That’s how I’ve come to believe that advice and action may be relatively near each other in the dictionary, but they are separated by interpretation (Merriam-Webster Dictionary defines it as a particular adaption or version).

Too often the advice is missing “the how” behind my using (or not using) it in my daily practice?  In other words, the advice fails to answer a key question that can be asked a couple different ways:  How do I adapt it to work for me?  What’s the version of this I can use?

Let’s talk about a specific example I’m familiar with.  One thing that shows up in pieces of advice like “7 things successful entrepreneurs do. . .” is the notion of a quiet time or a “pause” for entrepreneurs.  Sometimes it’s referred to as meditation, but it also can be called recovery, reflection, centering, getting present, or even mindfulness (a new buzz word).

Regardless of what it’s called, the advice is the same: entrepreneurs are supposed to take “time” to be successful because that’s when the great things can be allowed to manifest.

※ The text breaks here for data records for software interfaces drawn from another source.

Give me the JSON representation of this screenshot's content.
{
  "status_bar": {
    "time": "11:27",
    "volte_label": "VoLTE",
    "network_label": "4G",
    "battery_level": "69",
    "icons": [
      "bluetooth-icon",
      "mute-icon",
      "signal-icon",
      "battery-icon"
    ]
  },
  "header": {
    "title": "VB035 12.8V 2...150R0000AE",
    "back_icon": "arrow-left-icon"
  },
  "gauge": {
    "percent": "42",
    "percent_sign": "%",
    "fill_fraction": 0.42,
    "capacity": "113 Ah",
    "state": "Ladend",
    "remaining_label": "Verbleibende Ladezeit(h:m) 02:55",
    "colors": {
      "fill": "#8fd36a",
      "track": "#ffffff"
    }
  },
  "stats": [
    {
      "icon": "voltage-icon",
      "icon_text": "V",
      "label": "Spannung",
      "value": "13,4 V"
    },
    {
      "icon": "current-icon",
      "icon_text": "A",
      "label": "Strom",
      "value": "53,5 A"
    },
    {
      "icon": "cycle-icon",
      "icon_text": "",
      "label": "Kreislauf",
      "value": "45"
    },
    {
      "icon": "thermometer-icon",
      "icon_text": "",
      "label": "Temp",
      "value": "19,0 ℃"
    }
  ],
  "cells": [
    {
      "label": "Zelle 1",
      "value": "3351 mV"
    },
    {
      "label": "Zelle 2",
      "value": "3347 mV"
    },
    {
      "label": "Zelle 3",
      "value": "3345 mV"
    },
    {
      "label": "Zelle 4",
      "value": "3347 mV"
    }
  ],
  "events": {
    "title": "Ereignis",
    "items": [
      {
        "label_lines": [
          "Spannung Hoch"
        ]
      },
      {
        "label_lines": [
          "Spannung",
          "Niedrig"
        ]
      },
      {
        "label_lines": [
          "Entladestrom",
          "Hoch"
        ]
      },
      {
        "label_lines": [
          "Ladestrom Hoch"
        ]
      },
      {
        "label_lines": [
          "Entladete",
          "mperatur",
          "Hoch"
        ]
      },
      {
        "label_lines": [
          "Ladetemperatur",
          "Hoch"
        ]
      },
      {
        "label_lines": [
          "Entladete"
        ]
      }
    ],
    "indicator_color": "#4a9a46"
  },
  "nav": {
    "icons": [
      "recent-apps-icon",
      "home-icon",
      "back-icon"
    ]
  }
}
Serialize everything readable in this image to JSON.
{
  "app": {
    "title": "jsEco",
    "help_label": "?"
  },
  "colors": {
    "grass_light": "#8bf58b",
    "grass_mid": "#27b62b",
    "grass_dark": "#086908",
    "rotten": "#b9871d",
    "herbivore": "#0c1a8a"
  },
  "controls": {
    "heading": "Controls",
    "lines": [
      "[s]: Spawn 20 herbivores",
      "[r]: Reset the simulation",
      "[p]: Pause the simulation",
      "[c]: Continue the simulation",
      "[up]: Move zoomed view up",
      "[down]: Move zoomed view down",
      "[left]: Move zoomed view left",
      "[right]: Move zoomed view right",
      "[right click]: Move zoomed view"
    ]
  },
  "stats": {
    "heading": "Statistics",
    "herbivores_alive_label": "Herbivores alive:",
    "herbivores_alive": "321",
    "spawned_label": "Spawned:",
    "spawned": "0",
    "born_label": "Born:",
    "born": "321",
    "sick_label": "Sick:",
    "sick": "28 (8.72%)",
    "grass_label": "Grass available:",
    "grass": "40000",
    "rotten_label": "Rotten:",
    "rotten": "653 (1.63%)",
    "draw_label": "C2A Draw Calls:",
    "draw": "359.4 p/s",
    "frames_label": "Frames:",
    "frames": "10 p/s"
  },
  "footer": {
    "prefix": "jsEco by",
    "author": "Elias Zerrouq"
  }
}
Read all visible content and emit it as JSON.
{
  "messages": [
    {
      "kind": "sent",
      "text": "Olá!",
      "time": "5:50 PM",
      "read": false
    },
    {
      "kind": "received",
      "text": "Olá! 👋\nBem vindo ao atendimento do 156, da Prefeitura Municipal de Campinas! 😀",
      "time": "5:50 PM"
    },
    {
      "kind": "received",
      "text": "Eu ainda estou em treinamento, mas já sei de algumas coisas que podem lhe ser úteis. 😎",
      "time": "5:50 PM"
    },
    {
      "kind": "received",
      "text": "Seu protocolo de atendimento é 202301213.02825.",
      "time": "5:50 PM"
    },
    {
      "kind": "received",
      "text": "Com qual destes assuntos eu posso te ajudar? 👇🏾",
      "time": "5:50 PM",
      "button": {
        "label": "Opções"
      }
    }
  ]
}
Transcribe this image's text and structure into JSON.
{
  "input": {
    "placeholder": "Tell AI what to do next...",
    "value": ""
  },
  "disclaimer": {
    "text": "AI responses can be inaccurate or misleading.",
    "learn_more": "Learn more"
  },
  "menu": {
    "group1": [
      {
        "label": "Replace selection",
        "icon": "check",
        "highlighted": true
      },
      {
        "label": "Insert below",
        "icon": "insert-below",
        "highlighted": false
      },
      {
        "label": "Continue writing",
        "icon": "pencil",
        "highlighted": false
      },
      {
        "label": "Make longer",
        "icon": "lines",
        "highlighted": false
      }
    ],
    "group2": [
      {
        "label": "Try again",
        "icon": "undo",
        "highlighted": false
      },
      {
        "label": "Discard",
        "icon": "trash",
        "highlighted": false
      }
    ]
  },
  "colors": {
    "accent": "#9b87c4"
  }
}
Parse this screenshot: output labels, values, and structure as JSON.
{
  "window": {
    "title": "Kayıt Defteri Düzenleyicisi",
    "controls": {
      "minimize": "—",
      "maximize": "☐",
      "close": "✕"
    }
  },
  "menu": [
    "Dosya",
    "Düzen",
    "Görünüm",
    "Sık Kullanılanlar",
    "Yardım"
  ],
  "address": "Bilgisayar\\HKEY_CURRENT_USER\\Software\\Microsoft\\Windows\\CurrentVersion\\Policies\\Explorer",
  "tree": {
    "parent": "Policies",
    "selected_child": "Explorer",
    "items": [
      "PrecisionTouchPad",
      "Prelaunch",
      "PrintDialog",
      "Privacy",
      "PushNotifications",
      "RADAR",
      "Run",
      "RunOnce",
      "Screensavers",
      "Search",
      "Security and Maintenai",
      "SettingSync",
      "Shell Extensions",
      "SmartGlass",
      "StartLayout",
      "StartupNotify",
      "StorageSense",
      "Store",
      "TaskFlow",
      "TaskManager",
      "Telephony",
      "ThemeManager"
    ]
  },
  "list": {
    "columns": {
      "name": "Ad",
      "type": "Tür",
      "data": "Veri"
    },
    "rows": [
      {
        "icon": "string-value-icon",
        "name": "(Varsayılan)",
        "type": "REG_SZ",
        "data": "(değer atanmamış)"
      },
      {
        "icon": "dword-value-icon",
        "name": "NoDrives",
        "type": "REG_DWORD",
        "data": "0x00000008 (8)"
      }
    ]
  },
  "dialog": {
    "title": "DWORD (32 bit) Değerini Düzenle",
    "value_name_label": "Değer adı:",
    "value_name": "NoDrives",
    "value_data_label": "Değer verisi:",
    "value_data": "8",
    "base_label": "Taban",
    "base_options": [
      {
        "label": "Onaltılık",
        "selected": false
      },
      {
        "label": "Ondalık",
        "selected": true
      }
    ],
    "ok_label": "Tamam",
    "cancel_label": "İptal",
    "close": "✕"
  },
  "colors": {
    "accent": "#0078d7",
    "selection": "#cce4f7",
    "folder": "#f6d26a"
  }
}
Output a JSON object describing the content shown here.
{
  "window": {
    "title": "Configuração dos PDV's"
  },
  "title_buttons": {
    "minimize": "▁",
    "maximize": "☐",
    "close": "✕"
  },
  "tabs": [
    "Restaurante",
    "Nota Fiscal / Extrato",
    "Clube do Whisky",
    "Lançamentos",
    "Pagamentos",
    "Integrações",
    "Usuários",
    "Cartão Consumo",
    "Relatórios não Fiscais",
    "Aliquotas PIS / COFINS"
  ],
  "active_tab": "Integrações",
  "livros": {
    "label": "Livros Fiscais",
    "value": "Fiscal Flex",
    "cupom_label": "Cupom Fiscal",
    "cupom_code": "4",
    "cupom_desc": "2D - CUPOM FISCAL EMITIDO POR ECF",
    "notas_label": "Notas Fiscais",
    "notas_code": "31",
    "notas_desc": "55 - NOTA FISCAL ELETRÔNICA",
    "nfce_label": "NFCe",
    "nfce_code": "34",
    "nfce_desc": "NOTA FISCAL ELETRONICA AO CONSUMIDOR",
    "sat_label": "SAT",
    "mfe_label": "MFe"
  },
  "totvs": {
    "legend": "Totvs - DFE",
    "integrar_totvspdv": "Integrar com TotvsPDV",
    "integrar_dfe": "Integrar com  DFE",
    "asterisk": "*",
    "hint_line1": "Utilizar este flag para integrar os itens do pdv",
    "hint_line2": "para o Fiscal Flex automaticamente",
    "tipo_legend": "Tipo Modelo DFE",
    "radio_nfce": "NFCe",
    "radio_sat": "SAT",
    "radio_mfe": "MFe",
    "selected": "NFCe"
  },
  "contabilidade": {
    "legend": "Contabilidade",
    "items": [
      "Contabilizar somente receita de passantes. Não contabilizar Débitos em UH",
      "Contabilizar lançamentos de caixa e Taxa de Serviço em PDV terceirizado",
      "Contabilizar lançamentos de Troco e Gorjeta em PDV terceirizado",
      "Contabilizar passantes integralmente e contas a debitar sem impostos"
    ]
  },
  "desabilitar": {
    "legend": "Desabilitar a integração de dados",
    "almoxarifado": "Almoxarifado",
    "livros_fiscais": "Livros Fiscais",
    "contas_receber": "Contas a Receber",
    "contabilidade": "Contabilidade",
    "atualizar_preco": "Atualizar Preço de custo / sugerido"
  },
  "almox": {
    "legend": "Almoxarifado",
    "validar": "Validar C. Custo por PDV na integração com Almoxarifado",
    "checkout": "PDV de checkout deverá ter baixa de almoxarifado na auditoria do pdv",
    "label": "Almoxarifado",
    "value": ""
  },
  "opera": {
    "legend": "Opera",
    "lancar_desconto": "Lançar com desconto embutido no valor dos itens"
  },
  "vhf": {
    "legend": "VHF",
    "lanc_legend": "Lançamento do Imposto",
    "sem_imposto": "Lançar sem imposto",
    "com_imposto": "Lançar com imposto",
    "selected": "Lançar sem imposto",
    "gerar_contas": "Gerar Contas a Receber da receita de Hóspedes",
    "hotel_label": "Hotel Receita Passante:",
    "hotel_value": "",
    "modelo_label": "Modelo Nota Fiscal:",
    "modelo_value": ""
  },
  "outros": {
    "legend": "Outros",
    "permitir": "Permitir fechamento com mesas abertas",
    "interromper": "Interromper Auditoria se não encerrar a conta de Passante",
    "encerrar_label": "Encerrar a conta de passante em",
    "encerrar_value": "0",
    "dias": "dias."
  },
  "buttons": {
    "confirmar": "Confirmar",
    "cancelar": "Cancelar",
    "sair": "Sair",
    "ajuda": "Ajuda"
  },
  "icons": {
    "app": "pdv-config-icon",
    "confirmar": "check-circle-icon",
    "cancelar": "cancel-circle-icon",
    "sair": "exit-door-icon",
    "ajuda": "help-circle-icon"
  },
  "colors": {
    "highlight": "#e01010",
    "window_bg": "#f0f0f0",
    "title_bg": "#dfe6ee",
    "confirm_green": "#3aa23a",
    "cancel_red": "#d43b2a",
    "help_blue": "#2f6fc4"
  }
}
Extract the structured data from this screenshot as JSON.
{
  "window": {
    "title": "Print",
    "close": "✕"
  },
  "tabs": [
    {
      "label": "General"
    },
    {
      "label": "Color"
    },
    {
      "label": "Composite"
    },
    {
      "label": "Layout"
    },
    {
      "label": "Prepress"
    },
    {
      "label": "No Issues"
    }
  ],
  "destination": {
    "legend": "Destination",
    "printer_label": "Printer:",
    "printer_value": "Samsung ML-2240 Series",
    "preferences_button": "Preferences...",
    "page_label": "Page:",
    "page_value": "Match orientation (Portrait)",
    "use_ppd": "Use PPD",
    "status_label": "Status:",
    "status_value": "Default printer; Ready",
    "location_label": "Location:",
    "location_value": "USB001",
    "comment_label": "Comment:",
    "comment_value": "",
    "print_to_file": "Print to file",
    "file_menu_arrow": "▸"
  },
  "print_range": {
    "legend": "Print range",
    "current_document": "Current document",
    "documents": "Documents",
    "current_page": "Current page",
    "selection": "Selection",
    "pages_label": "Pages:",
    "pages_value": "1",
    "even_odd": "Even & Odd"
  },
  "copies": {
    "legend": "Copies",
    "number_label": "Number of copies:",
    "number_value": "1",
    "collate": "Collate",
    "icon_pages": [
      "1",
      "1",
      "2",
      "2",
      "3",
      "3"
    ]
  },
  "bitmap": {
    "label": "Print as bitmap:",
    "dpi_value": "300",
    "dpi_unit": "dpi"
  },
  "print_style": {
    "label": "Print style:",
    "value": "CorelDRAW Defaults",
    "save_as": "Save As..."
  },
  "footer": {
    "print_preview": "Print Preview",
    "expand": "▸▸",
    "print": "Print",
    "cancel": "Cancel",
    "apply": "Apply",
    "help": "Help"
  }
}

I’m the first to admit I can be a skeptic of things like yoga, meditation, etc.  And anytime I’m faced with the notion of a pause, unfortunately all I can envision is meditation.  Thinking of me sitting crisscross applesauce on the floor of a quiet in a room by myself with no interruptions and distractions is a bit scary.  Because I’ve got three active kids, a brutal travel schedule, an internal clock no longer attached to a time zone, very few precious minutes of downtime, and some body image issues.  And since I’m getting real honest here, I’m going to even admit that I bought a book about 10 years ago called “8 Minute Meditation” and I never gave it 3 minutes of my time.

Because ‘meditation’ seems impossible and it appears that all the successful entrepreneurs are doing it, I can’t help but feel the fear of missing out (FOMO), question my motivation, and ponder whether my reluctance is holding my business back.

So how am I still here after all these years?  I finally found the answer. . . and it wasn’t what I thought it was.

I found out that I’ve been doing what other successful entrepreneurs do, but I didn’t know I was doing it.  I actually do pause to meditate, reflect, refresh, etc.

And it came to me in a total “Oh, That’s what this is?” moment.

Here’s how I figured it out.

I was sitting on a plane and listening to one of my favorite podcasts (Gary Vee) and out of nowhere it came to me that in coming through recent struggles with growing my business, I’d been fishing.  Not fishing for business, but literally casting a line fishing.

Nearly every free night and weekend day for a month my youngest and I were on the lake and I was staying far longer than normal (and not at my son’s urging).

A catch of the day. . . not long before I caught the catch of my life.

This was immediately followed by reminiscing about when I decided to start my business back in 3rd quarter of 2007 after a week on a river fishing for pink salmon . . . and when my now wife gave me the ultimatum – commit or quit – which led to two weeks on a river from which I returned with a grand (and successful!) plan.  You get the point.

I had finally discovered that when I’m out there (lake, river, pond, ocean, etc.), it’s quiet.  Not just quiet on the water, but actually quiet (relatively) in my head.

Fishing isn’t just some hobby I can list in my profile, nor an activity I do with my kids because my dad did it with me.

Fishing is “that” time for me.

So the good news is I’ve been meditating, pausing, reflection, etc. all along.  I just failed to interpret what I was doing as being my version of what other successful entrepreneurs are doing.

Note: this blog is the second in a series of blogs I’m writing on various topics that aren’t related to our company’s core services, but definitely relate to how we cope with the same challenges that our clients and colleagues often face as small businesses and entrepreneurs.